Help your teen develop social skills. Teens who have ADHD may have
difficulty interacting with others. Help your teen develop social skills such as
listening, not interrupting when other are speaking, and maintaining a
Listen to your teen. Teach your ADHD teen how to explain their feelings. Instead of hurling insults back and forth, let your child rant and rave without any interruptions. The only rule: no profanity, name-calling, or insults. When your teen is done, announce that you are glad you listened to their ideas and need to think about them for
one to two days and would like to talk again about the issue. The only "must" -- you have to have the follow-up conversation you promised.
Stand your ground on important topics. Your teen will understand the concept that big offenses should warrant a big penalty. Fairness and justice require this tradeoff. Since teens with ADHD are more likely to engage in high-risk behaviors (especially if they are not taking ADHD-directed medication), there should be a zero tolerance for illegal or dangerous behaviors. These high-risk behaviors (for example, driving, use of alcohol/drugs, truancy, etc.) should be addressed in a contract between parent and teen. Demonstrated infraction = non-negotiable penalty. Case closed.
Encourage good nutrition. Eliminate junk food, sugar, and excessively
fatty foods from your household. Stick to regular meal times to help maintain your child's energy levels.
Set appropriate boundaries. Much to your teen's frustration, your home is not a democracy. A benevolent dictatorship is a better analogy. A family meeting to discuss acceptable options and the consequences for failure to meet these expectations is reasonable. Enforcement of such consequences should be non-negotiable (for example, "All B's or no

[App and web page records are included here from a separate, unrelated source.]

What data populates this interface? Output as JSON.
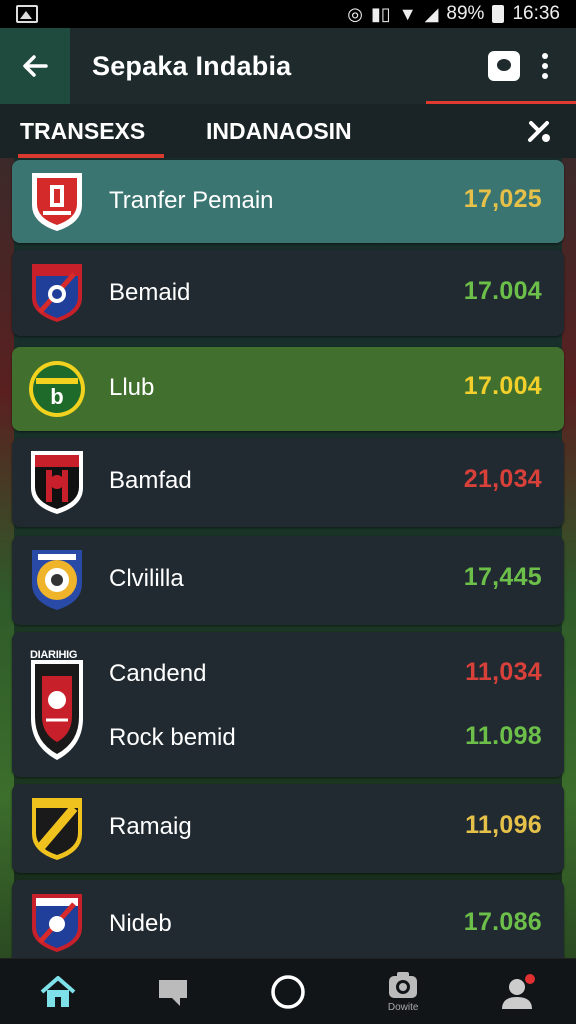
{
  "status_bar": {
    "battery": "89%",
    "time": "16:36"
  },
  "app_bar": {
    "title": "Sepaka Indabia"
  },
  "tabs": [
    {
      "label": "TRANSEXS",
      "active": true
    },
    {
      "label": "INDANAOSIN",
      "active": false
    }
  ],
  "rows": [
    {
      "name": "Tranfer Pemain",
      "value": "17,025",
      "value_color": "#e6c14a",
      "bg": "teal",
      "crest": "red-shield"
    },
    {
      "name": "Bemaid",
      "value": "17.004",
      "value_color": "#6cc04a",
      "bg": "dark",
      "crest": "blue-red-shield"
    },
    {
      "name": "Llub",
      "value": "17.004",
      "value_color": "#f2cf2a",
      "bg": "green",
      "crest": "green-circle"
    },
    {
      "name": "Bamfad",
      "value": "21,034",
      "value_color": "#d8403a",
      "bg": "dark",
      "crest": "red-black-shield"
    },
    {
      "name": "Clvililla",
      "value": "17,445",
      "value_color": "#6cc04a",
      "bg": "dark",
      "crest": "blue-gold-circle"
    },
    {
      "name": "Candend",
      "value": "11,034",
      "value_color": "#d8403a",
      "bg": "dark",
      "crest": "black-red-shield",
      "crest_text": "DIARIHIG"
    },
    {
      "name": "Rock bemid",
      "value": "11.098",
      "value_color": "#6cc04a",
      "bg": "dark"
    },
    {
      "name": "Ramaig",
      "value": "11,096",
      "value_color": "#e6c14a",
      "bg": "dark",
      "crest": "yellow-black-shield"
    },
    {
      "name": "Nideb",
      "value": "17.086",
      "value_color": "#6cc04a",
      "bg": "dark",
      "crest": "blue-red-shield"
    }
  ],
  "bottom_nav": [
    {
      "icon": "home-icon",
      "active": true
    },
    {
      "icon": "chat-icon"
    },
    {
      "icon": "circle-icon"
    },
    {
      "icon": "camera-icon",
      "label": "Dowite"
    },
    {
      "icon": "profile-icon",
      "badge": true
    }
  ]
}
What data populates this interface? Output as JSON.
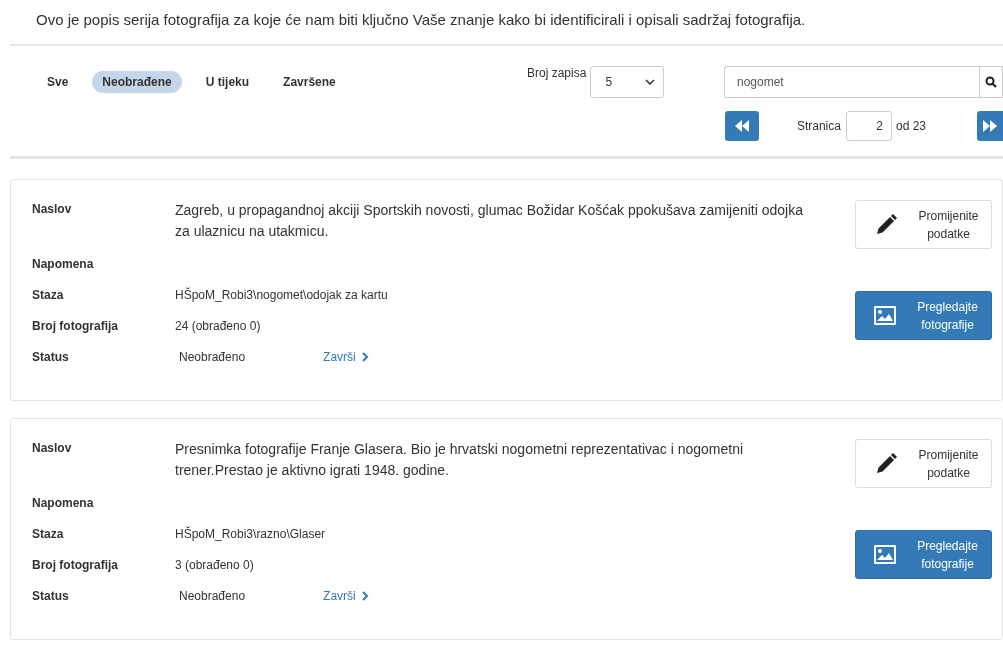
{
  "intro": "Ovo je popis serija fotografija za koje će nam biti ključno Vaše znanje kako bi identificirali i opisali sadržaj fotografija.",
  "filters": [
    {
      "label": "Sve",
      "selected": false
    },
    {
      "label": "Neobrađene",
      "selected": true
    },
    {
      "label": "U tijeku",
      "selected": false
    },
    {
      "label": "Završene",
      "selected": false
    }
  ],
  "page_size": {
    "label": "Broj zapisa",
    "value": "5"
  },
  "search": {
    "value": "nogomet"
  },
  "pager": {
    "label": "Stranica",
    "page": "2",
    "total": "od 23"
  },
  "series": [
    {
      "fields": [
        {
          "label": "Naslov",
          "value": "Zagreb, u propagandnoj akciji Sportskih novosti, glumac Božidar Košćak ppokušava zamijeniti odojka za ulaznicu na utakmicu.",
          "kind": "title"
        },
        {
          "label": "Napomena",
          "kind": "text"
        },
        {
          "label": "Staza",
          "value": "HŠpoM_Robi3\\nogomet\\odojak za kartu",
          "kind": "text"
        },
        {
          "label": "Broj fotografija",
          "value": "24 (obrađeno 0)",
          "kind": "text"
        },
        {
          "label": "Status",
          "value": "Neobrađeno",
          "kind": "status",
          "link": "Završi"
        }
      ],
      "edit_button": "Promijenite podatke",
      "view_button": "Pregledajte fotografije"
    },
    {
      "fields": [
        {
          "label": "Naslov",
          "value": "Presnimka fotografije Franje Glasera. Bio je hrvatski nogometni reprezentativac i nogometni trener.Prestao je aktivno igrati 1948. godine.",
          "kind": "title"
        },
        {
          "label": "Napomena",
          "kind": "text"
        },
        {
          "label": "Staza",
          "value": "HŠpoM_Robi3\\razno\\Glaser",
          "kind": "text"
        },
        {
          "label": "Broj fotografija",
          "value": "3 (obrađeno 0)",
          "kind": "text"
        },
        {
          "label": "Status",
          "value": "Neobrađeno",
          "kind": "status",
          "link": "Završi"
        }
      ],
      "edit_button": "Promijenite podatke",
      "view_button": "Pregledajte fotografije"
    }
  ]
}
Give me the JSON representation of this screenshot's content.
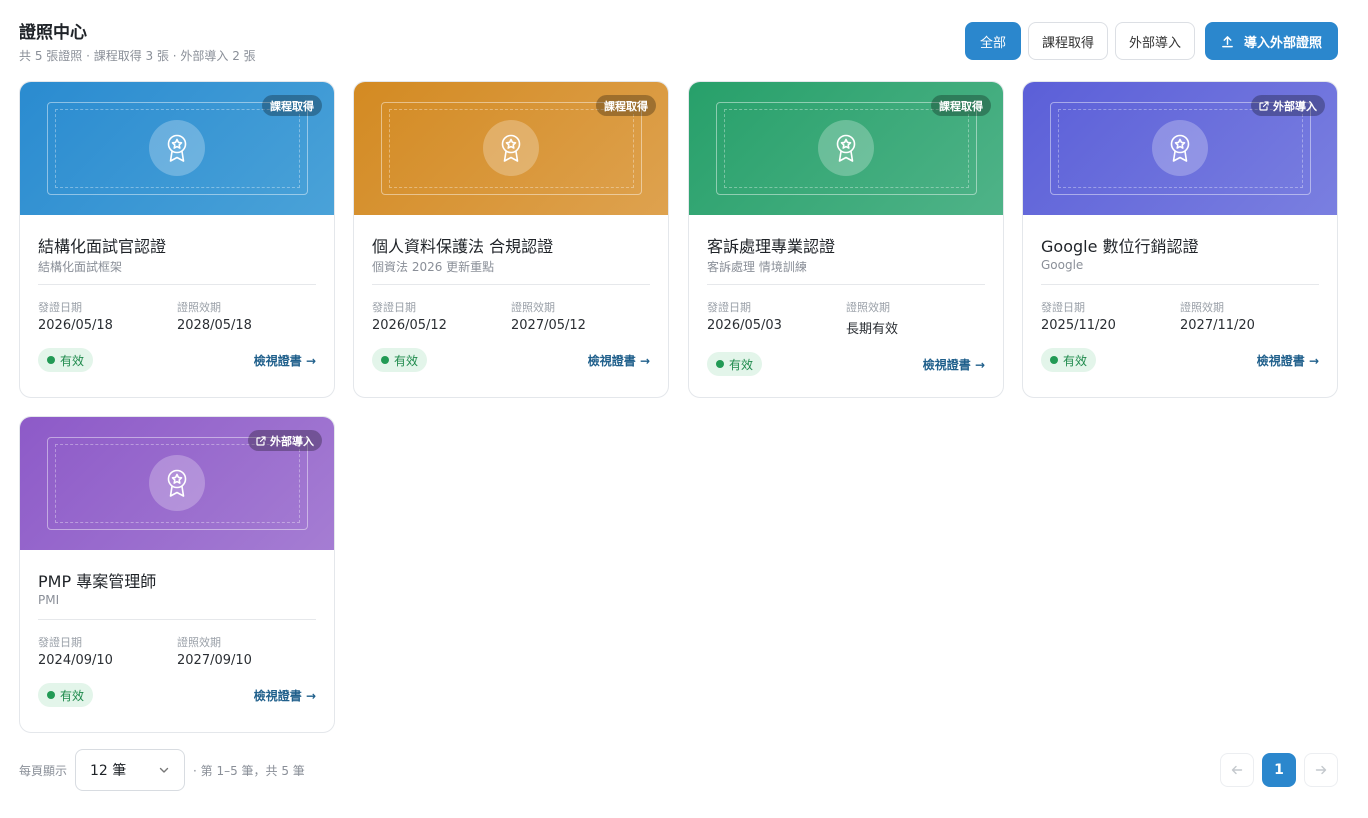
{
  "header": {
    "title": "證照中心",
    "subtitle": "共 5 張證照 · 課程取得 3 張 · 外部導入 2 張"
  },
  "filters": {
    "all": "全部",
    "course": "課程取得",
    "external": "外部導入",
    "import_button": "導入外部證照"
  },
  "labels": {
    "issue_date": "發證日期",
    "expiry": "證照效期",
    "view": "檢視證書 →"
  },
  "certificates": [
    {
      "title": "結構化面試官認證",
      "subtitle": "結構化面試框架",
      "source": "課程取得",
      "source_type": "course",
      "issue_date": "2026/05/18",
      "expiry": "2028/05/18",
      "status": "有效",
      "color_from": "#2a8bd0",
      "color_to": "#4aa2d8"
    },
    {
      "title": "個人資料保護法 合規認證",
      "subtitle": "個資法 2026 更新重點",
      "source": "課程取得",
      "source_type": "course",
      "issue_date": "2026/05/12",
      "expiry": "2027/05/12",
      "status": "有效",
      "color_from": "#d38a22",
      "color_to": "#dea24f"
    },
    {
      "title": "客訴處理專業認證",
      "subtitle": "客訴處理 情境訓練",
      "source": "課程取得",
      "source_type": "course",
      "issue_date": "2026/05/03",
      "expiry": "長期有效",
      "status": "有效",
      "color_from": "#27a06a",
      "color_to": "#4fb388"
    },
    {
      "title": "Google 數位行銷認證",
      "subtitle": "Google",
      "source": "外部導入",
      "source_type": "external",
      "issue_date": "2025/11/20",
      "expiry": "2027/11/20",
      "status": "有效",
      "color_from": "#5b5fd8",
      "color_to": "#7a7fe0"
    },
    {
      "title": "PMP 專案管理師",
      "subtitle": "PMI",
      "source": "外部導入",
      "source_type": "external",
      "issue_date": "2024/09/10",
      "expiry": "2027/09/10",
      "status": "有效",
      "color_from": "#8d5ac8",
      "color_to": "#a57dd3"
    }
  ],
  "pagination": {
    "per_page_label": "每頁顯示",
    "per_page_value": "12 筆",
    "range_text": "· 第 1–5 筆，共 5 筆",
    "current_page": "1",
    "prev_icon": "arrow-left-icon",
    "next_icon": "arrow-right-icon"
  },
  "colors": {
    "accent": "#2b87cd",
    "status_bg": "#e3f5ea",
    "status_text": "#1e8a4c"
  }
}
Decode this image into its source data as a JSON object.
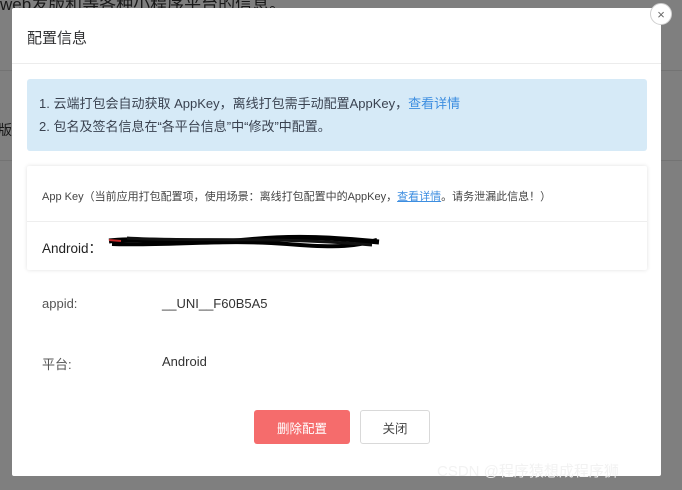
{
  "background": {
    "top_text": "web发版和等各种小程序平台的信息。",
    "left_text": "版"
  },
  "dialog": {
    "title": "配置信息",
    "close_glyph": "×",
    "notice": {
      "line1_prefix": "1. 云端打包会自动获取 AppKey，离线打包需手动配置AppKey，",
      "line1_link": "查看详情",
      "line2": "2. 包名及签名信息在“各平台信息”中“修改”中配置。"
    },
    "appkey_card": {
      "head_prefix": "App Key（当前应用打包配置项，使用场景：离线打包配置中的AppKey，",
      "head_link": "查看详情",
      "head_suffix": "。请务泄漏此信息！）",
      "android_label": "Android："
    },
    "fields": [
      {
        "label": "appid:",
        "value": "__UNI__F60B5A5"
      },
      {
        "label": "平台:",
        "value": "Android"
      }
    ],
    "buttons": {
      "delete": "删除配置",
      "close": "关闭"
    }
  },
  "watermark": "CSDN @程序猿想成程序狮",
  "colors": {
    "notice_bg": "#d6eaf7",
    "link": "#3d8ee0",
    "danger": "#f56c6c"
  }
}
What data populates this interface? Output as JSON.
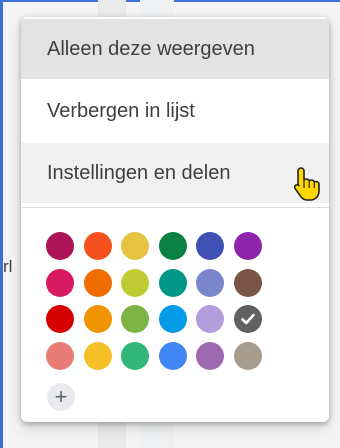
{
  "background": {
    "partial_text": "rl"
  },
  "menu": {
    "items": [
      {
        "label": "Alleen deze weergeven"
      },
      {
        "label": "Verbergen in lijst"
      },
      {
        "label": "Instellingen en delen"
      }
    ],
    "colors": [
      {
        "hex": "#ad1457",
        "selected": false
      },
      {
        "hex": "#f4511e",
        "selected": false
      },
      {
        "hex": "#e4c441",
        "selected": false
      },
      {
        "hex": "#0b8043",
        "selected": false
      },
      {
        "hex": "#3f51b5",
        "selected": false
      },
      {
        "hex": "#8e24aa",
        "selected": false
      },
      {
        "hex": "#d81b60",
        "selected": false
      },
      {
        "hex": "#ef6c00",
        "selected": false
      },
      {
        "hex": "#c0ca33",
        "selected": false
      },
      {
        "hex": "#009688",
        "selected": false
      },
      {
        "hex": "#7986cb",
        "selected": false
      },
      {
        "hex": "#795548",
        "selected": false
      },
      {
        "hex": "#d50000",
        "selected": false
      },
      {
        "hex": "#f09300",
        "selected": false
      },
      {
        "hex": "#7cb342",
        "selected": false
      },
      {
        "hex": "#039be5",
        "selected": false
      },
      {
        "hex": "#b39ddb",
        "selected": false
      },
      {
        "hex": "#616161",
        "selected": true
      },
      {
        "hex": "#e67c73",
        "selected": false
      },
      {
        "hex": "#f6bf26",
        "selected": false
      },
      {
        "hex": "#33b679",
        "selected": false
      },
      {
        "hex": "#4285f4",
        "selected": false
      },
      {
        "hex": "#9e69af",
        "selected": false
      },
      {
        "hex": "#a79b8e",
        "selected": false
      }
    ],
    "add_color": {
      "symbol": "+",
      "icon": "plus-icon"
    }
  },
  "cursor": {
    "icon": "hand-pointer-icon",
    "color": "#ffd700"
  }
}
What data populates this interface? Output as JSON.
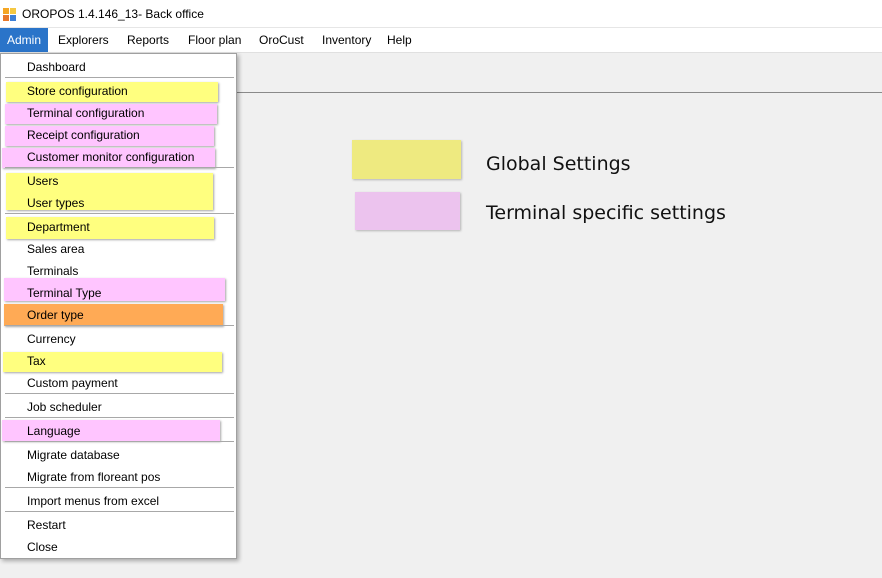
{
  "window": {
    "title": "OROPOS 1.4.146_13- Back office"
  },
  "menubar": {
    "items": [
      {
        "label": "Admin",
        "active": true
      },
      {
        "label": "Explorers"
      },
      {
        "label": "Reports"
      },
      {
        "label": "Floor plan"
      },
      {
        "label": "OroCust"
      },
      {
        "label": "Inventory"
      },
      {
        "label": "Help"
      }
    ]
  },
  "colors": {
    "global": "#ffff7f",
    "terminal": "#ffc5ff",
    "order": "#ffaa55",
    "legend_global": "#eeea80",
    "legend_terminal": "#ecc3ee",
    "active_menu": "#2a74c9"
  },
  "admin_menu": {
    "items": [
      {
        "label": "Dashboard"
      },
      {
        "label": "Store configuration",
        "highlight": "global"
      },
      {
        "label": "Terminal configuration",
        "highlight": "terminal"
      },
      {
        "label": "Receipt configuration",
        "highlight": "terminal"
      },
      {
        "label": "Customer monitor configuration",
        "highlight": "terminal"
      },
      {
        "label": "Users",
        "highlight": "global"
      },
      {
        "label": "User types",
        "highlight": "global"
      },
      {
        "label": "Department",
        "highlight": "global"
      },
      {
        "label": "Sales area"
      },
      {
        "label": "Terminals"
      },
      {
        "label": "Terminal Type",
        "highlight": "terminal"
      },
      {
        "label": "Order type",
        "highlight": "order"
      },
      {
        "label": "Currency"
      },
      {
        "label": "Tax",
        "highlight": "global"
      },
      {
        "label": "Custom payment"
      },
      {
        "label": "Job scheduler"
      },
      {
        "label": "Language",
        "highlight": "terminal"
      },
      {
        "label": "Migrate database"
      },
      {
        "label": "Migrate from floreant pos"
      },
      {
        "label": "Import menus from excel"
      },
      {
        "label": "Restart"
      },
      {
        "label": "Close"
      }
    ]
  },
  "legend": {
    "global_label": "Global Settings",
    "terminal_label": "Terminal specific settings"
  }
}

Give your teen choices. Allowing your child to choose between options promotes confidence and autonomy while helping your teen to feel more like an adult.
Several of the behaviors displayed in childhood ADHD carry through to the teen and even adult years. The manifestations may be more subtle and/or "hidden" due to the more mature coping mechanisms as well as the need to adapt to the expected behavior society demands with more advanced age.